"I have never been so proud to be Czech as when I saw the reaction of my people and government." But he mentioned his disillusionment with the panicky reaction of part of society to his statements about mobilisation and the need to involve the whole society in the event of an imminent conflict, but this is based on Czech legislation.

The reluctance of the Western military-industrial complex

Security adviser Pojar praised the Czech defence industry for its flexibility and quick response to the conflict, but together with Baur criticised the large international trading and arms companies for their reluctance and slow approach in approving and increasing production not only for Ukraine's needs but also for the needs of individual member states. Bauer mentioned that Russia now has a war economy, which means it has to give everything to succeed in Ukraine: "Investing in defence is a strategic investment and we must finally wake up to this, because technological superiority over Russia may not be enough for increasing Russian military production."

Another important trend we see in the Russian-Ukrainian war is the level of training and leadership that the Ukrainians have thanks to Western training: a non-commissioned officer tells the Ukrainians what is important and what they must achieve in this war. Which is exactly what the Russians don't have.
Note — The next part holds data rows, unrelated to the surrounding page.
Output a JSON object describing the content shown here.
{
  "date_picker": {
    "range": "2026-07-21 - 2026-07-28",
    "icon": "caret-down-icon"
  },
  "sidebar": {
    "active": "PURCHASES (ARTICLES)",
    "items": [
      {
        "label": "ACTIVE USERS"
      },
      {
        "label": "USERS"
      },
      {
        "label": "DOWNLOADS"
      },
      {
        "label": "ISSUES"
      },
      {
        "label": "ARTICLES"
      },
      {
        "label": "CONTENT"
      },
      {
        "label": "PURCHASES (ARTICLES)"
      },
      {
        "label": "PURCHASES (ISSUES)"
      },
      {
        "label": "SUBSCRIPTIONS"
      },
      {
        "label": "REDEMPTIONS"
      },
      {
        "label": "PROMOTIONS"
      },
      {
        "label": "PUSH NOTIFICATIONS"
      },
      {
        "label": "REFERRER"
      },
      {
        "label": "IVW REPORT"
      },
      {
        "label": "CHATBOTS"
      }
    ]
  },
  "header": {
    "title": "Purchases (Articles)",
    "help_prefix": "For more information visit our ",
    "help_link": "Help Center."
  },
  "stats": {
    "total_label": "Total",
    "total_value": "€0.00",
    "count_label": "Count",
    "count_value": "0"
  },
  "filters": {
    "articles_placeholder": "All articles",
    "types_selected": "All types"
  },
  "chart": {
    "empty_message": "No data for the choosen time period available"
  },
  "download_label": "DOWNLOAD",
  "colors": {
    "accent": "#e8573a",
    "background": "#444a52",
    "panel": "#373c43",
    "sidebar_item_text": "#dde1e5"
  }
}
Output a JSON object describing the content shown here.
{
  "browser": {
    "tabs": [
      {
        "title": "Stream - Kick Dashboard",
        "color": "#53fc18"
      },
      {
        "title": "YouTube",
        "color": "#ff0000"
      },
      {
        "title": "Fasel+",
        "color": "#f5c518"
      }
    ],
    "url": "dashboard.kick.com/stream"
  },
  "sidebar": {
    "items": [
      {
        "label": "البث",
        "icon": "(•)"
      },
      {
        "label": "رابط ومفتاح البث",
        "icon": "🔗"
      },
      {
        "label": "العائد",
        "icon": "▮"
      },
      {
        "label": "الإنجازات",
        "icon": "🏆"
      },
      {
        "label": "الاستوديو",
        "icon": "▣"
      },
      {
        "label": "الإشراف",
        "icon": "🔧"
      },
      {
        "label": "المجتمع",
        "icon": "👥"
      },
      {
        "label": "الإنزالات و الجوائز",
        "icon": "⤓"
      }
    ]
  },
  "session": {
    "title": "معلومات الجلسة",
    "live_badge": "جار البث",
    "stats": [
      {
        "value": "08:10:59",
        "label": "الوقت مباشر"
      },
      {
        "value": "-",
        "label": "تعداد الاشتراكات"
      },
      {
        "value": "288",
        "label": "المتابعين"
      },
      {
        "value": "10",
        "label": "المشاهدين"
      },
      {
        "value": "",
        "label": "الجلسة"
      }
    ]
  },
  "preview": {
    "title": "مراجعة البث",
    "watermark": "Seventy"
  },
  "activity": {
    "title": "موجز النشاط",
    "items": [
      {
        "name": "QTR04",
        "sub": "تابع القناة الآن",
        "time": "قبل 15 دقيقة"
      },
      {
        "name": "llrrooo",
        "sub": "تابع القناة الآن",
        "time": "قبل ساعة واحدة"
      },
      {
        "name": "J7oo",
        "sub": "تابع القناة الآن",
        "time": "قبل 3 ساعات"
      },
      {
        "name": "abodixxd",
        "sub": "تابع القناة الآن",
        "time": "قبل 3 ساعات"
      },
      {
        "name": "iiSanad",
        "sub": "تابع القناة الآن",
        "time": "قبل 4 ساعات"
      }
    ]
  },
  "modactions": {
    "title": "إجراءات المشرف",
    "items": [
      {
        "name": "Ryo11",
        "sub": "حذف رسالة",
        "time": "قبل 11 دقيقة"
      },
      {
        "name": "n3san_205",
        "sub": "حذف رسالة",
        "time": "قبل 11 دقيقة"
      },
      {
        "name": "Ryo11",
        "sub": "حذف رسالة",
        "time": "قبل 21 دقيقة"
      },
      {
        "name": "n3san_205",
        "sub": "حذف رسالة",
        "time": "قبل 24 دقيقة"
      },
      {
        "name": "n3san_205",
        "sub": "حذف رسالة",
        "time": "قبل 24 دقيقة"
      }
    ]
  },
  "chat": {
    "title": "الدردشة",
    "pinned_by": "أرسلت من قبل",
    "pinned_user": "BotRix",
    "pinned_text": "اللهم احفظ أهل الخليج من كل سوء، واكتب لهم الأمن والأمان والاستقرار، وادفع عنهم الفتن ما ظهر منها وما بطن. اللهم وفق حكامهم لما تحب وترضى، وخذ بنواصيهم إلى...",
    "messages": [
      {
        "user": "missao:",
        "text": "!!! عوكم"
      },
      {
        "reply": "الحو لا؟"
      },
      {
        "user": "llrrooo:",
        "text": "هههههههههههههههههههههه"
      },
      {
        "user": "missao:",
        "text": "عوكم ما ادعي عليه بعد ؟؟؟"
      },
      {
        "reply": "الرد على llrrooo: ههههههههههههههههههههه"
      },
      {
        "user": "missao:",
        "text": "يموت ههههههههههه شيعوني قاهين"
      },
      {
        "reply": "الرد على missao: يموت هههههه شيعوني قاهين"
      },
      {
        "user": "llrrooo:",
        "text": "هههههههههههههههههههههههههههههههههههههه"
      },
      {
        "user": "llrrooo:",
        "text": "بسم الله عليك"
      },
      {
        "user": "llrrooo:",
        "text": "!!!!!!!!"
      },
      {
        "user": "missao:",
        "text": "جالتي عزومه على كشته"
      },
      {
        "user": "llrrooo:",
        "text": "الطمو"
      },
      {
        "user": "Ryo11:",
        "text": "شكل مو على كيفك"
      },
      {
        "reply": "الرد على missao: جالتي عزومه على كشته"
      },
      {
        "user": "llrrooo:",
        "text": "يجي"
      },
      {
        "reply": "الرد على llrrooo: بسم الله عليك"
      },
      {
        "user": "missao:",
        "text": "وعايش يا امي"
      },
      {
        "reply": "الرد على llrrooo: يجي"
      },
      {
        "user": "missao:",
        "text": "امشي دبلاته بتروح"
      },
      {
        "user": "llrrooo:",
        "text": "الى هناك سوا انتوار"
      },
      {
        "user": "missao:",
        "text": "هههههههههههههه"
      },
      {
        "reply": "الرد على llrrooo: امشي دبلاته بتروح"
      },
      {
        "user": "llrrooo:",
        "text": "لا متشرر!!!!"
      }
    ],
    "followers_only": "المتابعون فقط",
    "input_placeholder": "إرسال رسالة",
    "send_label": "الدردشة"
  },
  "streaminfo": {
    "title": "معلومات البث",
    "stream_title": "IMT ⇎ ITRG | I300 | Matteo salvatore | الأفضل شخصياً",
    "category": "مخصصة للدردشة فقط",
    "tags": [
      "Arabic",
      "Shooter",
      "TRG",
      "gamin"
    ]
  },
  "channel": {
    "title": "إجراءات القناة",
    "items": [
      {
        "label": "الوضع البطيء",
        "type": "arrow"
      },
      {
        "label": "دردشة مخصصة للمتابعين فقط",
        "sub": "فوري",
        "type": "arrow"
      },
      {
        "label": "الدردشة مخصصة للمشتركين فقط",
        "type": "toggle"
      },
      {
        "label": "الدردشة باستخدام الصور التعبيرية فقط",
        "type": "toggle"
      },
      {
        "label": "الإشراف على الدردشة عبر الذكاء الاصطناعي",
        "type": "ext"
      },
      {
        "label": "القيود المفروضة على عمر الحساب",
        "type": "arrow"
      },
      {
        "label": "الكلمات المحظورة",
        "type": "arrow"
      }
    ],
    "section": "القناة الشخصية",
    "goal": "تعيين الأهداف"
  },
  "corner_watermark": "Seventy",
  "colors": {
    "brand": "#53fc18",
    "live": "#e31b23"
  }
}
The crucial lesson of the conflict, then, is the entry of drones and artificial intelligence into the war. Last but not least, according to Bauer, is data management. Every commander needs to constantly update his data, which means that out of millions of data, we have to give him only the data he needs at the moment. "For example, the F-35 fighter jets that the Czech Republic is going to buy are not just fighter jets, but a data centre with 20 terabytes of data. Data management is a key point in today's war."

Where is NATO heading in the next ten years?

Defence is a major issue for the company, says Bauer, because every country needs sufficient manpower during wartime, and the military is no exception. The military is not just about equipment and technology, but more importantly about the number of people it can provide. So each NATO member must consider solutions to achieve this in the event of a crisis, whether through conscription, mobilization, or some form of reserve force, or a combination of all. "It is imperative that all NATO countries wake up to this, because it can be very painful and slow to respond until wartime. Ukraine had the advantage of already having a large number of reservists before the war."

Logistics, logistics, logistics

In the West, we have outsourced logistics since our involvement in Afghanistan, which has worked well. But for a conflict like we see in Ukraine, it's not transferable. So we have to rebuild our logistics capabilities today. 

EU-NATO cooperation

Bauer believes that EU-NATO cooperation works well: "The EU is about money, sanctions and economics. The EU is responsible for industry, which has an extremely big role to play in strengthening NATO. And NATO is responsible for defence and security issues. But the serious problem is the lack of investment in the defence sector. "Unfortunately, few institutions are prepared to invest in the defence industry. Another serious problem is the legislation set by previous governments, which makes it impossible to act quickly."

And how will the war in Ukraine end?

Bauer believes that whoever can prolong the war and persevere will win. And that is why Ukraine needs more weapons and ammunition to last the long haul. Ukraine knows that it must not stop, because if it does, it will lose its country. And it cannot and will not afford to do so.

 Author: Yasin Keymanesh